Bali businesses hope G20 summit will boost tourism, as island plays host to world leaders
Many local enterprises are looking to make better sales, with Indonesia hosting the global event on the resort island.
BALI: The Group of 20 (G20) summit in Bali this week has given local liquor business Iwak Arumery a much-needed boost.
Its famed Balinese “arak”, a liquor made from spices and herbs such as galangal, cinnamon and bay leaves, is among the souvenirs for G20 delegates.
“Some hotels and restaurants in Bali have opened their doors for arak to be used as souvenirs. (The product) will be placed in the rooms for their minibar,” said company founder Ida Ayu Puspa Eny.
The duty-free shop at the airport is also giving his liquor a special section, he said.
Many Balinese businesses are looking to make improved sales, with Indonesia hosting the G20 summit on the resort island.
Industry players told CNA that various G20-related events held this year are having a positive impact on Bali, where tourist numbers are still far from pre-COVID-19 levels.
TOURIST NUMBERS FAR FROM PRE-PANDEMIC LEVELS
For instance, artist I Ketut Tirto Yaso said he has received his biggest order to date – 100 boxes – for his sarongs as a G20-related souvenir.
“Hopefully (sales) will go smoothly. I will be grateful if many people place orders,” he said.
Hotels and restaurants too, are reaping the benefits of Bali hosting the meeting of world leaders.
Beachfront hotel Merusaka Nusa Dua, situated within the Indonesia Tourism Development Corporation area where the G20 summit will be held, is among the many hotels designated for various G20 side events.
Ms Lusy Paulina, the hotel’s sales and marketing director, said: “(Bali’s occupancy rate) was suffering at 10 per cent, but with the G20 side events, nearly 300 rooms (have been booked), so the occupancy rate is very high, at around 80 or even 90 per cent.

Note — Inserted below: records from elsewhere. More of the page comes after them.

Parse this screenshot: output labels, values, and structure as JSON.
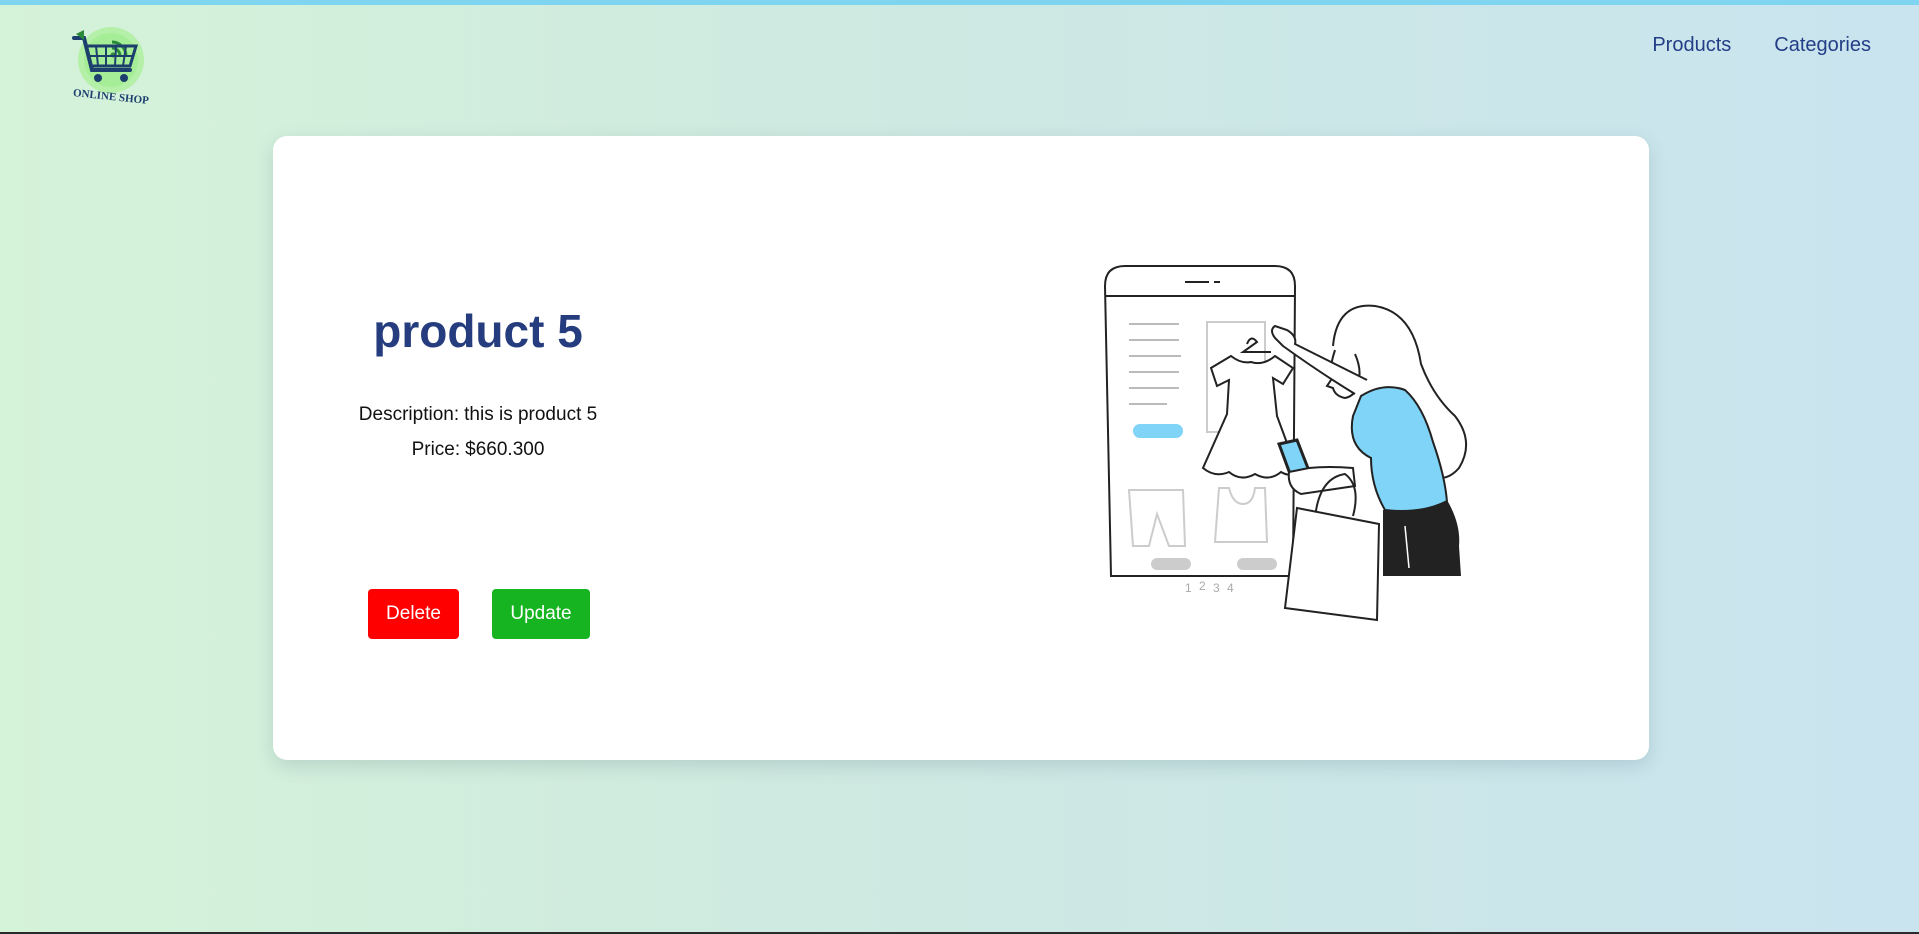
{
  "header": {
    "logo_text": "ONLINE SHOP",
    "nav": [
      {
        "label": "Products"
      },
      {
        "label": "Categories"
      }
    ]
  },
  "product": {
    "title": "product 5",
    "description_label": "Description:",
    "description": "this is product 5",
    "price_label": "Price:",
    "price": "$660.300"
  },
  "actions": {
    "delete_label": "Delete",
    "update_label": "Update"
  },
  "illustration": {
    "page_numbers": [
      "1",
      "2",
      "3",
      "4"
    ]
  },
  "colors": {
    "accent_blue": "#233e86",
    "delete_red": "#ff0000",
    "update_green": "#16b421",
    "shirt_blue": "#7fd4f7"
  }
}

“With the G20, we see that this may be something for the world to believe, that Bali is ready to return to what it used to be.”
Since opening its doors gradually to tourists in October last year, Bali has failed to gain the tourism traction that authorities and locals hoped for.
Domestic tourism is faring better with the number of local tourists inching closer to levels seen before COVID-19 struck.
The number of foreign visitors, on the other hand, is still a far cry from pre-pandemic levels.
Data from the Central Statistics Agency showed the island welcomed nearly 6.3 million foreign visitors in 2019.
Those figures plummeted to slightly more than 1 million in 2020, further dwindling to just 51 people last year.
As of October this year, more than 1.5 million foreign tourists have visited Bali.
Observers said authorities must streamline regulations to better attract foreign tourists.
Current requirements welcoming fully vaccinated travellers with two doses are not good enough because domestic travel requires three, they added.
“When they come to Bali and from Bali they have to fly to Jakarta, they need to be vaccinated (a third time). This is an obstacle,” said Mr Putu Winastra, regional board chairman at the Association of Indonesian Tours and Travel Agencies (ASITA).
“So there is a contradictory regulation. On one hand, we invite people to come. But when they get here, we ‘trap’ them. We hope that even if a booster is needed, there will be exceptions for travellers or tourists who come to Indonesia.”
Despite this obstacle, authorities said the situation is slowly improving.
“In 2020, our economic growth contracted significantly at minus 9.31 per cent,” said Bali Tourism Agency head Tjok Bagus Pemayun. “In 2021, there was an increase in economic growth but we were still at minus 2.47 per cent.
“This year, in the second quarter, we have positive growth of 3.04 per cent and one of the factors that has triggered it is the G20.”